» **WORK TASK**
Give the data back exactly as it stands.

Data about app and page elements
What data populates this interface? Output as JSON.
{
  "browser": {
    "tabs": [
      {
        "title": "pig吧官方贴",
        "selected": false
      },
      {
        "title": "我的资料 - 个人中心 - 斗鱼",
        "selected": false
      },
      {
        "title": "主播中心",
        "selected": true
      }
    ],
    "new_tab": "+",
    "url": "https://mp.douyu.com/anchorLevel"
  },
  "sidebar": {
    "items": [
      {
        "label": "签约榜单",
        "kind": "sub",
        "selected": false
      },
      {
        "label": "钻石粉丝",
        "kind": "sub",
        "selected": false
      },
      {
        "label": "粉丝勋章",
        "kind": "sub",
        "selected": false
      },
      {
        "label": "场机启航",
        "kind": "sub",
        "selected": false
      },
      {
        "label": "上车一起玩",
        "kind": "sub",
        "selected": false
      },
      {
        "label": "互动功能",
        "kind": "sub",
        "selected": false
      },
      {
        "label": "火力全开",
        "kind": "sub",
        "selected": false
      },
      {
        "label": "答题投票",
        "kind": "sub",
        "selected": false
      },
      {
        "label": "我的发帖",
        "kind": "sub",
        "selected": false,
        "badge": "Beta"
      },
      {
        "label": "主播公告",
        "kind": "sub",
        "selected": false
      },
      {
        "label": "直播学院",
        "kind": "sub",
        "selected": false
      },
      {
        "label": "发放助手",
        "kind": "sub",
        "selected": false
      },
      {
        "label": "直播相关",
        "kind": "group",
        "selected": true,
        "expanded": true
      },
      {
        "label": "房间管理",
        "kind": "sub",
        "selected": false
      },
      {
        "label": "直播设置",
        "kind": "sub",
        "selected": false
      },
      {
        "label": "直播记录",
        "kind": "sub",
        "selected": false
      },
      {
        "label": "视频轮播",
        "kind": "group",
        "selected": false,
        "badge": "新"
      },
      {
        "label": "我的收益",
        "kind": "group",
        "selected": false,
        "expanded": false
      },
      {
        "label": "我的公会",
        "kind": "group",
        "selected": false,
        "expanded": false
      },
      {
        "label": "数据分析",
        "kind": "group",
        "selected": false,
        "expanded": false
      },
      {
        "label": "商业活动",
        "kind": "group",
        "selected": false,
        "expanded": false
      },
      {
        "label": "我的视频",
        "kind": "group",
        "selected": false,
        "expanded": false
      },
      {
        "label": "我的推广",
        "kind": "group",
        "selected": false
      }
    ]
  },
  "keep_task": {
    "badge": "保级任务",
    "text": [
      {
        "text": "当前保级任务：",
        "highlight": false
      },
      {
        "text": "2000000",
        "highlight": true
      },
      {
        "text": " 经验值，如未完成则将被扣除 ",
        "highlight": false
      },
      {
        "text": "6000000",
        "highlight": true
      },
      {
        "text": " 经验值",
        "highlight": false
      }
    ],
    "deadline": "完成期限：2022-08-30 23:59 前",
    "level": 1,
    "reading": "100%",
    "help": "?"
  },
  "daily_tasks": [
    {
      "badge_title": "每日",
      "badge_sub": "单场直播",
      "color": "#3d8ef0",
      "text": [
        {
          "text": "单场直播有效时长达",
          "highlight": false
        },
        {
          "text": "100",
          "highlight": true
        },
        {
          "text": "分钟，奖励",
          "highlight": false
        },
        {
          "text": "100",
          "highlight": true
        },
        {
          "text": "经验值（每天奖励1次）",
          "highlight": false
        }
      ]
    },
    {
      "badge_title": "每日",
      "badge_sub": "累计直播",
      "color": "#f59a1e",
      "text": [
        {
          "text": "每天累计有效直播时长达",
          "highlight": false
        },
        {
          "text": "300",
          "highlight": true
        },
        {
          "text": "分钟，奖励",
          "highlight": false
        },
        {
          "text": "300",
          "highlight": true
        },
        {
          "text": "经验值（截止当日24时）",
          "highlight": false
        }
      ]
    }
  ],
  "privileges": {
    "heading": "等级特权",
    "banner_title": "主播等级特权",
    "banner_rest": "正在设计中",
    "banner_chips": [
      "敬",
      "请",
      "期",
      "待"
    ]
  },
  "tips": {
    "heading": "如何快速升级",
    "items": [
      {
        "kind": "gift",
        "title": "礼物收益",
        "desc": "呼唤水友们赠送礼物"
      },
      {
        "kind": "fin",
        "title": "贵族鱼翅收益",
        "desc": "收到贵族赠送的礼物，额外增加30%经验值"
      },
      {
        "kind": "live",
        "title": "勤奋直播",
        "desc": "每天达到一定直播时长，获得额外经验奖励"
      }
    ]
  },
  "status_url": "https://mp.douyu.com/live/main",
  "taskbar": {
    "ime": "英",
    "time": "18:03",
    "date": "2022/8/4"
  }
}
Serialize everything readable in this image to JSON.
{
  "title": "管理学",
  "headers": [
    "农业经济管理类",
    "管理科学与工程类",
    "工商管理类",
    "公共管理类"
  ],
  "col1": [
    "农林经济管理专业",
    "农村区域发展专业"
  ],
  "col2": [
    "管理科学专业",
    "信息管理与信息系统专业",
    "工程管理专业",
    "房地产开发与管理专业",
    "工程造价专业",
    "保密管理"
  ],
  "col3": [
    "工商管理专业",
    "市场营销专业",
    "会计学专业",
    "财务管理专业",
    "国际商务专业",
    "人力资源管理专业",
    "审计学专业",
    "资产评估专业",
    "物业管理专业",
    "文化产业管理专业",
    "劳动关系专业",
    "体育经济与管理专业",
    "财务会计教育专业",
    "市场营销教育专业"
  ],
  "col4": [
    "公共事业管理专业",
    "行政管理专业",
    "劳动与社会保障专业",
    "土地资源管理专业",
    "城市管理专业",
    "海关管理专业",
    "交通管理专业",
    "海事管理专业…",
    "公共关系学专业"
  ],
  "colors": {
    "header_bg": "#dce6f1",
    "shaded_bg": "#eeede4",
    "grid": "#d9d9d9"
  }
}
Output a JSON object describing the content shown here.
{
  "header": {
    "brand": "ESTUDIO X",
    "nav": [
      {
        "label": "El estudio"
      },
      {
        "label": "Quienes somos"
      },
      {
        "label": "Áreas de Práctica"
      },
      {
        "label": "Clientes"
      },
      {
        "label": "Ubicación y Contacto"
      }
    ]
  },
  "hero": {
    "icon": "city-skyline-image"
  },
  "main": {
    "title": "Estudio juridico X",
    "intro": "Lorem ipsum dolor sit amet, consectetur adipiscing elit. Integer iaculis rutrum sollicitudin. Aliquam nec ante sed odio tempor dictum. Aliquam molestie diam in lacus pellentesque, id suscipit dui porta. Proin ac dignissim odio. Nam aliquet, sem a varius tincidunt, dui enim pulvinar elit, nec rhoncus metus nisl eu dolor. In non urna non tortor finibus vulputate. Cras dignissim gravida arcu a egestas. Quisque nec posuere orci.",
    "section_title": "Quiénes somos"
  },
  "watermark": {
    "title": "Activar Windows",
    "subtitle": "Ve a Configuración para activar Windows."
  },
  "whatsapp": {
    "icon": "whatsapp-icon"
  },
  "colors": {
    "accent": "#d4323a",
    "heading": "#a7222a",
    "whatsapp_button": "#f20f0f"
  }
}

» **ANSWER TO THIS PROBLEM**
What data populates this interface? Output as JSON.
{
  "browser": {
    "tabs": [
      {
        "title": "pig吧官方贴",
        "selected": false
      },
      {
        "title": "我的资料 - 个人中心 - 斗鱼",
        "selected": false
      },
      {
        "title": "主播中心",
        "selected": true
      }
    ],
    "new_tab": "+",
    "url": "https://mp.douyu.com/anchorLevel"
  },
  "sidebar": {
    "items": [
      {
        "label": "签约榜单",
        "kind": "sub",
        "selected": false
      },
      {
        "label": "钻石粉丝",
        "kind": "sub",
        "selected": false
      },
      {
        "label": "粉丝勋章",
        "kind": "sub",
        "selected": false
      },
      {
        "label": "场机启航",
        "kind": "sub",
        "selected": false
      },
      {
        "label": "上车一起玩",
        "kind": "sub",
        "selected": false
      },
      {
        "label": "互动功能",
        "kind": "sub",
        "selected": false
      },
      {
        "label": "火力全开",
        "kind": "sub",
        "selected": false
      },
      {
        "label": "答题投票",
        "kind": "sub",
        "selected": false
      },
      {
        "label": "我的发帖",
        "kind": "sub",
        "selected": false,
        "badge": "Beta"
      },
      {
        "label": "主播公告",
        "kind": "sub",
        "selected": false
      },
      {
        "label": "直播学院",
        "kind": "sub",
        "selected": false
      },
      {
        "label": "发放助手",
        "kind": "sub",
        "selected": false
      },
      {
        "label": "直播相关",
        "kind": "group",
        "selected": true,
        "expanded": true
      },
      {
        "label": "房间管理",
        "kind": "sub",
        "selected": false
      },
      {
        "label": "直播设置",
        "kind": "sub",
        "selected": false
      },
      {
        "label": "直播记录",
        "kind": "sub",
        "selected": false
      },
      {
        "label": "视频轮播",
        "kind": "group",
        "selected": false,
        "badge": "新"
      },
      {
        "label": "我的收益",
        "kind": "group",
        "selected": false,
        "expanded": false
      },
      {
        "label": "我的公会",
        "kind": "group",
        "selected": false,
        "expanded": false
      },
      {
        "label": "数据分析",
        "kind": "group",
        "selected": false,
        "expanded": false
      },
      {
        "label": "商业活动",
        "kind": "group",
        "selected": false,
        "expanded": false
      },
      {
        "label": "我的视频",
        "kind": "group",
        "selected": false,
        "expanded": false
      },
      {
        "label": "我的推广",
        "kind": "group",
        "selected": false
      }
    ]
  },
  "keep_task": {
    "badge": "保级任务",
    "text": [
      {
        "text": "当前保级任务：",
        "highlight": false
      },
      {
        "text": "2000000",
        "highlight": true
      },
      {
        "text": " 经验值，如未完成则将被扣除 ",
        "highlight": false
      },
      {
        "text": "6000000",
        "highlight": true
      },
      {
        "text": " 经验值",
        "highlight": false
      }
    ],
    "deadline": "完成期限：2022-08-30 23:59 前",
    "level": 1,
    "reading": "100%",
    "help": "?"
  },
  "daily_tasks": [
    {
      "badge_title": "每日",
      "badge_sub": "单场直播",
      "color": "#3d8ef0",
      "text": [
        {
          "text": "单场直播有效时长达",
          "highlight": false
        },
        {
          "text": "100",
          "highlight": true
        },
        {
          "text": "分钟，奖励",
          "highlight": false
        },
        {
          "text": "100",
          "highlight": true
        },
        {
          "text": "经验值（每天奖励1次）",
          "highlight": false
        }
      ]
    },
    {
      "badge_title": "每日",
      "badge_sub": "累计直播",
      "color": "#f59a1e",
      "text": [
        {
          "text": "每天累计有效直播时长达",
          "highlight": false
        },
        {
          "text": "300",
          "highlight": true
        },
        {
          "text": "分钟，奖励",
          "highlight": false
        },
        {
          "text": "300",
          "highlight": true
        },
        {
          "text": "经验值（截止当日24时）",
          "highlight": false
        }
      ]
    }
  ],
  "privileges": {
    "heading": "等级特权",
    "banner_title": "主播等级特权",
    "banner_rest": "正在设计中",
    "banner_chips": [
      "敬",
      "请",
      "期",
      "待"
    ]
  },
  "tips": {
    "heading": "如何快速升级",
    "items": [
      {
        "kind": "gift",
        "title": "礼物收益",
        "desc": "呼唤水友们赠送礼物"
      },
      {
        "kind": "fin",
        "title": "贵族鱼翅收益",
        "desc": "收到贵族赠送的礼物，额外增加30%经验值"
      },
      {
        "kind": "live",
        "title": "勤奋直播",
        "desc": "每天达到一定直播时长，获得额外经验奖励"
      }
    ]
  },
  "status_url": "https://mp.douyu.com/live/main",
  "taskbar": {
    "ime": "英",
    "time": "18:03",
    "date": "2022/8/4"
  }
}
Serialize everything readable in this image to JSON.
{
  "title": "管理学",
  "headers": [
    "农业经济管理类",
    "管理科学与工程类",
    "工商管理类",
    "公共管理类"
  ],
  "col1": [
    "农林经济管理专业",
    "农村区域发展专业"
  ],
  "col2": [
    "管理科学专业",
    "信息管理与信息系统专业",
    "工程管理专业",
    "房地产开发与管理专业",
    "工程造价专业",
    "保密管理"
  ],
  "col3": [
    "工商管理专业",
    "市场营销专业",
    "会计学专业",
    "财务管理专业",
    "国际商务专业",
    "人力资源管理专业",
    "审计学专业",
    "资产评估专业",
    "物业管理专业",
    "文化产业管理专业",
    "劳动关系专业",
    "体育经济与管理专业",
    "财务会计教育专业",
    "市场营销教育专业"
  ],
  "col4": [
    "公共事业管理专业",
    "行政管理专业",
    "劳动与社会保障专业",
    "土地资源管理专业",
    "城市管理专业",
    "海关管理专业",
    "交通管理专业",
    "海事管理专业…",
    "公共关系学专业"
  ],
  "colors": {
    "header_bg": "#dce6f1",
    "shaded_bg": "#eeede4",
    "grid": "#d9d9d9"
  }
}
Output a JSON object describing the content shown here.
{
  "header": {
    "brand": "ESTUDIO X",
    "nav": [
      {
        "label": "El estudio"
      },
      {
        "label": "Quienes somos"
      },
      {
        "label": "Áreas de Práctica"
      },
      {
        "label": "Clientes"
      },
      {
        "label": "Ubicación y Contacto"
      }
    ]
  },
  "hero": {
    "icon": "city-skyline-image"
  },
  "main": {
    "title": "Estudio juridico X",
    "intro": "Lorem ipsum dolor sit amet, consectetur adipiscing elit. Integer iaculis rutrum sollicitudin. Aliquam nec ante sed odio tempor dictum. Aliquam molestie diam in lacus pellentesque, id suscipit dui porta. Proin ac dignissim odio. Nam aliquet, sem a varius tincidunt, dui enim pulvinar elit, nec rhoncus metus nisl eu dolor. In non urna non tortor finibus vulputate. Cras dignissim gravida arcu a egestas. Quisque nec posuere orci.",
    "section_title": "Quiénes somos"
  },
  "watermark": {
    "title": "Activar Windows",
    "subtitle": "Ve a Configuración para activar Windows."
  },
  "whatsapp": {
    "icon": "whatsapp-icon"
  },
  "colors": {
    "accent": "#d4323a",
    "heading": "#a7222a",
    "whatsapp_button": "#f20f0f"
  }
}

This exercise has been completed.